## Task prompt
The lines to copy from the data below are those that hold the string "time".

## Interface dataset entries
Start of Block

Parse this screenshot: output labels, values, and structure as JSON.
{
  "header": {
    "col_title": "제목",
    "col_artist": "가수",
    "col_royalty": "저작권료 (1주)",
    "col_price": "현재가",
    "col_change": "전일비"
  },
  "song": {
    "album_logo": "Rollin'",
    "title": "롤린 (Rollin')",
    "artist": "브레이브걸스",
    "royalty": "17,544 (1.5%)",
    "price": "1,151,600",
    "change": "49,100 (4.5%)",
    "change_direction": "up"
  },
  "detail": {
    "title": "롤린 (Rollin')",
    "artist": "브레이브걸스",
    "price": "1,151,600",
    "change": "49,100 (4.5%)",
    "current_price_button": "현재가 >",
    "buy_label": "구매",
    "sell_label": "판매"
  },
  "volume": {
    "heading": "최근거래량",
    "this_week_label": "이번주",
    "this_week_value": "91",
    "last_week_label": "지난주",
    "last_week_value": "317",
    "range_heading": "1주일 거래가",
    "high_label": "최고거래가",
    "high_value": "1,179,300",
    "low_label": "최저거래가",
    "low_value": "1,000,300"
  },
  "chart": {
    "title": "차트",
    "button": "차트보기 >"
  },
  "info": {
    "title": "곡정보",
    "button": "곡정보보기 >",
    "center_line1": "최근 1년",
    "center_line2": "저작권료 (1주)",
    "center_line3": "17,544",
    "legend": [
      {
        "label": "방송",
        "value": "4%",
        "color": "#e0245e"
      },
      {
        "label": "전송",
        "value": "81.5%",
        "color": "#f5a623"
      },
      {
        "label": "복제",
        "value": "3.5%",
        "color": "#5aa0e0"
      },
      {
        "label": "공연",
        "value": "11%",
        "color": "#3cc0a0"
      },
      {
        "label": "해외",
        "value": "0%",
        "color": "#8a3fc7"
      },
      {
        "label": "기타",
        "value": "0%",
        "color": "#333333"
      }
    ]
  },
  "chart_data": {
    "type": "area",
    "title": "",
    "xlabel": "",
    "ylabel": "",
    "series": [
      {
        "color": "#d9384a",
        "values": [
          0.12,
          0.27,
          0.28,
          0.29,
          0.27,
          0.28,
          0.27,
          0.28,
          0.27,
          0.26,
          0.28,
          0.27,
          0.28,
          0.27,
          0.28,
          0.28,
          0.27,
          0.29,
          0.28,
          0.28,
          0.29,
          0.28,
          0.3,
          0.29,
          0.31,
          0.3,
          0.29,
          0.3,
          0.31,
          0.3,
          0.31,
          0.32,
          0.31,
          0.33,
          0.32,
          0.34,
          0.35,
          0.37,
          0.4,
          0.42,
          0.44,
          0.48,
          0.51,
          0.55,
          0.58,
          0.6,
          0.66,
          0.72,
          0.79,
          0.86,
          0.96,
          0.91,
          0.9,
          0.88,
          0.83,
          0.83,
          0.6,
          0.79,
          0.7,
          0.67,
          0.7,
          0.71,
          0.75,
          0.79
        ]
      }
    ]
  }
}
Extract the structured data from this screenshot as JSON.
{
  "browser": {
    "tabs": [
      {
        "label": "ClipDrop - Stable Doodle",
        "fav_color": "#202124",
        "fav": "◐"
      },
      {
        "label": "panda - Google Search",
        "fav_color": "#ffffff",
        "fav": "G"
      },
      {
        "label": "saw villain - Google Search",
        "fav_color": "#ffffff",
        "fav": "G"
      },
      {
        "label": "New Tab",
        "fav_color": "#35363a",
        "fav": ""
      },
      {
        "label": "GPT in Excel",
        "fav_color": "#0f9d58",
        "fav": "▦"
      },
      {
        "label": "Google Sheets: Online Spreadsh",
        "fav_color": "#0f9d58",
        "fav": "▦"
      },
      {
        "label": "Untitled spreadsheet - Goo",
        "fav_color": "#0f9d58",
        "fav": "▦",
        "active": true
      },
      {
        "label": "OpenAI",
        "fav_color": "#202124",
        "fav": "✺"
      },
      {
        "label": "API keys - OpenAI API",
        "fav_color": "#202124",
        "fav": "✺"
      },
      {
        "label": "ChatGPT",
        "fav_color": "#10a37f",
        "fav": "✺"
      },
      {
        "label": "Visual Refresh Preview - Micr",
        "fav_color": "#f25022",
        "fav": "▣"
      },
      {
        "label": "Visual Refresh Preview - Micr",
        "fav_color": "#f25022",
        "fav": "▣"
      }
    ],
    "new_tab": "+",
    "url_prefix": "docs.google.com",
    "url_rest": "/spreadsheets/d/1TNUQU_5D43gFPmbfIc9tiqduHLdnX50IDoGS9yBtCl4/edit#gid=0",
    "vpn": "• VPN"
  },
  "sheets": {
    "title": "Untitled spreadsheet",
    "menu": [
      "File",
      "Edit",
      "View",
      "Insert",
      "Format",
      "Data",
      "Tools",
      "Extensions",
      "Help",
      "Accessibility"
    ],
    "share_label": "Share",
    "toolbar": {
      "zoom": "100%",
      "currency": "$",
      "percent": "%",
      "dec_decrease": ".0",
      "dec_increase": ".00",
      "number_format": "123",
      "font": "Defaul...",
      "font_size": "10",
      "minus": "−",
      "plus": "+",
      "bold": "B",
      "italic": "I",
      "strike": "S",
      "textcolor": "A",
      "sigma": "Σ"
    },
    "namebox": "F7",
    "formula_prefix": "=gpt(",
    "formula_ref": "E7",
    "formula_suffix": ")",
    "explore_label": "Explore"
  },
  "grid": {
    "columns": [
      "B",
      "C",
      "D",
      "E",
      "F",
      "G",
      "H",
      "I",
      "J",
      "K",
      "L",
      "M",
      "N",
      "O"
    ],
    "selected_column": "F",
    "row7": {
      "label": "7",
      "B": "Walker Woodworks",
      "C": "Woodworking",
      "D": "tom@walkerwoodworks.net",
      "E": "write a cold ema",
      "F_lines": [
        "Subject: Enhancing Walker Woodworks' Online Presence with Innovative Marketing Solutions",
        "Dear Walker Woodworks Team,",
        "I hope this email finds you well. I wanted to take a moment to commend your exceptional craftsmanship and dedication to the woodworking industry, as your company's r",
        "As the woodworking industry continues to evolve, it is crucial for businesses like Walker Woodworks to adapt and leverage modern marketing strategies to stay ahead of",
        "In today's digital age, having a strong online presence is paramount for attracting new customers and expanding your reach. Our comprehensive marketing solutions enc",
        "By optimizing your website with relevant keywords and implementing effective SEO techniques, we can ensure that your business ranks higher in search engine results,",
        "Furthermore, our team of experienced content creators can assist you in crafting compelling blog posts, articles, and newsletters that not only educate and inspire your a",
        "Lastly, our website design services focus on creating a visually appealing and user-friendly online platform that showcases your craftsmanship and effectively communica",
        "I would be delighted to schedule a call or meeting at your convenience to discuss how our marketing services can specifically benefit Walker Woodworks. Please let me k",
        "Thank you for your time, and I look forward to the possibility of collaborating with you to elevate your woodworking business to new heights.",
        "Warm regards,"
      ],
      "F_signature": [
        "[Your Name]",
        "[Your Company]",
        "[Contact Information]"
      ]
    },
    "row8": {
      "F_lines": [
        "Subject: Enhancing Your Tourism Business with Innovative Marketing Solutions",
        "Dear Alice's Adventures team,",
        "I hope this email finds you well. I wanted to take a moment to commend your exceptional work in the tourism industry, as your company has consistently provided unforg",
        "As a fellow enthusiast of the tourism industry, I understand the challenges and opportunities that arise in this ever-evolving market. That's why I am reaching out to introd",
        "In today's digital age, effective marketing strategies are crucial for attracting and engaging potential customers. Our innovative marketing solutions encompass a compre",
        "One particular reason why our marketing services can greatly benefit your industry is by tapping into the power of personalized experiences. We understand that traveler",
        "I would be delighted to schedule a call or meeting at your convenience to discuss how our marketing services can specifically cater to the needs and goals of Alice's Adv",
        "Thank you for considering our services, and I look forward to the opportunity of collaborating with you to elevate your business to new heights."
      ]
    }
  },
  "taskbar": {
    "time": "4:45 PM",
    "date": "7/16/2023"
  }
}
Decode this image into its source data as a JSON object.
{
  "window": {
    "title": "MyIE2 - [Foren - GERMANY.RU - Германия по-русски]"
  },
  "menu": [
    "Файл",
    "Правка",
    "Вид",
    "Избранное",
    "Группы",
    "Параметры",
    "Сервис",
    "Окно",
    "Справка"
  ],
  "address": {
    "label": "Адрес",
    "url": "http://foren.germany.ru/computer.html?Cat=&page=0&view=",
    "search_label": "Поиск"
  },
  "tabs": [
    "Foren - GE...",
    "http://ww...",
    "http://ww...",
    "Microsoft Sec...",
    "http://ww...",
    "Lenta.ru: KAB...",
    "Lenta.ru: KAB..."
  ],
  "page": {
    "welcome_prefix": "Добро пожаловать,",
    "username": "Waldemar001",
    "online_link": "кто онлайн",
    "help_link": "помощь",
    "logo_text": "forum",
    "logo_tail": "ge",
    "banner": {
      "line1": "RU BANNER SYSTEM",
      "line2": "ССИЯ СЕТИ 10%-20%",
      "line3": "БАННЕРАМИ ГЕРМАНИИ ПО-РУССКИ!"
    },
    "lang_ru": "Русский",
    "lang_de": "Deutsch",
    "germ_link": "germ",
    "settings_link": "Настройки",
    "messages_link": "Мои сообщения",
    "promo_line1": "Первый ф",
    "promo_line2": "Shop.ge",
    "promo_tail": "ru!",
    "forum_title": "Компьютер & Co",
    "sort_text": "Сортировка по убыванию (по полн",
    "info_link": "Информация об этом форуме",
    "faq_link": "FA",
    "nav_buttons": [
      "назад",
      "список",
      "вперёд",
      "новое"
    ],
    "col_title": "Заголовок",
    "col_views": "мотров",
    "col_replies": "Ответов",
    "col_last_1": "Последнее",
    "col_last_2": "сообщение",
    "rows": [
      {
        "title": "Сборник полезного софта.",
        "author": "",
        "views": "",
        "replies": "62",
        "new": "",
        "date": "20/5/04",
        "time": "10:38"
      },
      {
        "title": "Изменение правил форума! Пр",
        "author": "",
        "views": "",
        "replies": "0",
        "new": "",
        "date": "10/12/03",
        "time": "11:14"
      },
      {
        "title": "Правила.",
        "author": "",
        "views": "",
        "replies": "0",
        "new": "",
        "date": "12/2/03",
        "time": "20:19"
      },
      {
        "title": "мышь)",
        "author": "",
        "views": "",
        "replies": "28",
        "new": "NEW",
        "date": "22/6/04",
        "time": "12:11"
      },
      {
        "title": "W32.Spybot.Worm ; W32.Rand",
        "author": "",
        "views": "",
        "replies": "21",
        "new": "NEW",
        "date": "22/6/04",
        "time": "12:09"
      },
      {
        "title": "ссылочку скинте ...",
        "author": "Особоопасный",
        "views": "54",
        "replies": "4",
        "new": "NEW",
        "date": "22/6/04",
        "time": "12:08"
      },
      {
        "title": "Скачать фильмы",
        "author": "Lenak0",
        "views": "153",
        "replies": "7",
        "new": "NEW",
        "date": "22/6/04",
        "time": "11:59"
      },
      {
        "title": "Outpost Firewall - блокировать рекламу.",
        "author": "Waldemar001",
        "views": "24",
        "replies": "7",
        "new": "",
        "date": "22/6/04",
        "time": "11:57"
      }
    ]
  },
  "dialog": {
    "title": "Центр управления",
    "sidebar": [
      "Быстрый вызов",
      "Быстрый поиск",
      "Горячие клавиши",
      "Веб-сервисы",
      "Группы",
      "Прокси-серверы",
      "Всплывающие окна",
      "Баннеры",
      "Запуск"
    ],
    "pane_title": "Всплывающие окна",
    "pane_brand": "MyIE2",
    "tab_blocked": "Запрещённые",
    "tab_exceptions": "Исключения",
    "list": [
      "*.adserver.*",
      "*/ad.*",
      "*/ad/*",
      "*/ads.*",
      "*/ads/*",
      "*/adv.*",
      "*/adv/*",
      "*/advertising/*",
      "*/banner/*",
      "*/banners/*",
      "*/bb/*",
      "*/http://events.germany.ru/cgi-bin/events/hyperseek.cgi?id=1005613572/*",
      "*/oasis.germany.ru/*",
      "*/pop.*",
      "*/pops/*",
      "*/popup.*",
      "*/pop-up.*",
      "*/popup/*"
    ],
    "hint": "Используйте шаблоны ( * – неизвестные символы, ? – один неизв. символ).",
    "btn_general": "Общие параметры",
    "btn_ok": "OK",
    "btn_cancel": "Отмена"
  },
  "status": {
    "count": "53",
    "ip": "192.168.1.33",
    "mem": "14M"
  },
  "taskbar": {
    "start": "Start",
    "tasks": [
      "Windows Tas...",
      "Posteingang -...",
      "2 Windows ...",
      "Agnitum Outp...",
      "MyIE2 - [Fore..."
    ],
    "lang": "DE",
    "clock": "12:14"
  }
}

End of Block

## Answer space
        "Thank you for your time, and I look forward to the possibility of collaborating with you to elevate your woodworking business to new heights.",
    "time": "4:45 PM",
        "time": "10:38"
        "time": "11:14"
        "time": "20:19"
        "time": "12:11"
        "time": "12:09"
        "time": "12:08"
        "time": "11:59"
        "time": "11:57"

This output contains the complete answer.